Image &

Sunday, July 20, 2014

APOLLO 11 MOON LANDING ~ July 20, 1969

The Apollo 11 mission was the first manned mission to land on the Moon. It was the fifth human spaceflight of Project Apollo and the third human voyage to the Moon. It was also the second all-veteran crew in manned spaceflight history. Launched on July 16, 1969, it carried Mission Commander Neil Alden Armstrong, Command Module Pilot Michael Collins and Lunar Module Pilot Edwin Eugene 'Buzz' Aldrin, Jr. On July 20, Armstrong and Aldrin became the first humans to land on the Moon, while Collins orbited above.

The mission fulfilled President John F. Kennedy's goal of reaching the moon by the end of the 1960s, which he expressed during a speech given before a joint session of Congress on May 25, 1961:

"I believe that this nation should commit itself to achieving the goal, before this decade is out, of landing a man on the Moon and returning him safely to the Earth."

Image &

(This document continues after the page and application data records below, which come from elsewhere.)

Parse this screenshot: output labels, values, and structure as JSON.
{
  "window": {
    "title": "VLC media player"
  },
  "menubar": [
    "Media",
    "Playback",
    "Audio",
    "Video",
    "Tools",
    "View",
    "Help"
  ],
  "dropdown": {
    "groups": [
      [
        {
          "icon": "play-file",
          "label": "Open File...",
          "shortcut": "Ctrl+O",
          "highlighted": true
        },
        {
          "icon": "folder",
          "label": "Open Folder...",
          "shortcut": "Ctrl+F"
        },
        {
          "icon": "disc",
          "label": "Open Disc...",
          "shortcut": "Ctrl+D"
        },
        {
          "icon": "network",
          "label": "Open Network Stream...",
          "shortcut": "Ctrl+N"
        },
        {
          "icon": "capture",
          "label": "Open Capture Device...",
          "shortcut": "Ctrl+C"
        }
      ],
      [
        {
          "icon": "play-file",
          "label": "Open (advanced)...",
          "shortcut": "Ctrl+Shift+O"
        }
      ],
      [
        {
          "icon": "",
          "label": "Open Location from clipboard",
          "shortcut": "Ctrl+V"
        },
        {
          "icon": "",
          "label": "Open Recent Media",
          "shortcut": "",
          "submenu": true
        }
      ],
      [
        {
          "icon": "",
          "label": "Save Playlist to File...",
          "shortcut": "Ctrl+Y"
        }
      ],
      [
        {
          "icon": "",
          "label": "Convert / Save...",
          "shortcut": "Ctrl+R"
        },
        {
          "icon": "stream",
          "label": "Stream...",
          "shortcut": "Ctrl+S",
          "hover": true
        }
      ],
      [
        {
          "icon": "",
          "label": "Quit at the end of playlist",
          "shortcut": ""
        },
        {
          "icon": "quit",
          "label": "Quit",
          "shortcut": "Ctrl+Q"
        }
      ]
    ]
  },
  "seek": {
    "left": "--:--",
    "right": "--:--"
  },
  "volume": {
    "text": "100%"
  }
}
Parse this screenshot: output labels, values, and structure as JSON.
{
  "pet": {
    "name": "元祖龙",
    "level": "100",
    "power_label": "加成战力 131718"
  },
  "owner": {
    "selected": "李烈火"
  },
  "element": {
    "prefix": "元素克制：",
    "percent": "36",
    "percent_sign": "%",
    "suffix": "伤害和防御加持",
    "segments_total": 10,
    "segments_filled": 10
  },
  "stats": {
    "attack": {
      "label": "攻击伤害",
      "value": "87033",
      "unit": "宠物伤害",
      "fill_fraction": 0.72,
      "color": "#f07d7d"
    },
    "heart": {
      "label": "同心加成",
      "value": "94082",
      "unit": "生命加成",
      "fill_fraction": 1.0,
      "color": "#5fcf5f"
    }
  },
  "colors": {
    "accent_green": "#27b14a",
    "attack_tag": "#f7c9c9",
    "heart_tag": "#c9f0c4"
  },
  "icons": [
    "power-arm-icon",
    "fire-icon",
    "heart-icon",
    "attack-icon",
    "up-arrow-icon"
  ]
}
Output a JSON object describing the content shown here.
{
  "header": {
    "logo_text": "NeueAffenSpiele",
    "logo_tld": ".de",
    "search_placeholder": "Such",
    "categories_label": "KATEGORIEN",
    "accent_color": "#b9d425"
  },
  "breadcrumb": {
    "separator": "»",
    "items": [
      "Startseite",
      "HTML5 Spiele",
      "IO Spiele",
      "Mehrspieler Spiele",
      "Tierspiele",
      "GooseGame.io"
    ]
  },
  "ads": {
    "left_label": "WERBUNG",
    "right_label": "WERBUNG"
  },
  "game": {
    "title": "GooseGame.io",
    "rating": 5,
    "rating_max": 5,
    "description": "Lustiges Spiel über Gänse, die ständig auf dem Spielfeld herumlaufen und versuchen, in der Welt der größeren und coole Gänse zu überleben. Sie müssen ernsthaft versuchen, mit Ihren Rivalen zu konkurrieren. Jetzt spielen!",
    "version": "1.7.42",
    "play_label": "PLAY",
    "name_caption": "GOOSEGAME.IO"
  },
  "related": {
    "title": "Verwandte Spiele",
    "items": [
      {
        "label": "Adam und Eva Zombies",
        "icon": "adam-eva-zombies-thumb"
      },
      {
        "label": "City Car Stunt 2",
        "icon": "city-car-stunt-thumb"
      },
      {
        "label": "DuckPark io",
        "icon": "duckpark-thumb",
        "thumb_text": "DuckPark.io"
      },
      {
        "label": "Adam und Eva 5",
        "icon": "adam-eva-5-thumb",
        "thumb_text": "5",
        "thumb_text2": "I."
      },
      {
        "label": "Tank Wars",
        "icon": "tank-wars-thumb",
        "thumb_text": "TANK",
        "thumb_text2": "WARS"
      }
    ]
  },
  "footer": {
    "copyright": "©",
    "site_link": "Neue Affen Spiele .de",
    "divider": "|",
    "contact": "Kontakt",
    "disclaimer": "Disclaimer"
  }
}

July 20, 1969 was also Gary Murakami's 24th birthday; though this was seven years before I met him. He died three days before his 36th. (For more on Gary, please see my post on December 7, 2008.)

HELEN & EVELYN ~ July 23rd

Today is the birthday of two of my favorite people: Helen Heisey and Evelyn Graham. Helen is now ninety years old!!! Born July 23 in '23.

Helen was my Father's best friend and a surrogate mother to me. Evelyn was Dennis' step-mother --and after Dennis' death seven years ago -- almost another surrogate mother-- along with Toki Murakami, Gary's Mom.

Helen lives on the Eastern Shore of Maryland in St. Michael's. Evelyn lives in Clarence, Iowa. That reminds me of my surrogate grandmother, Marie Bronson, who was Mrs. Clarence Bronson, Yale Class of 1900.

I have been blessed indeed to have several grand ladies as a significant part of my life!

Helen Heisey on a ferry to Oxford, Maryland. Evelyn Graham in front of the old Iowa state capitol.

Titian in the Frari (Venezia)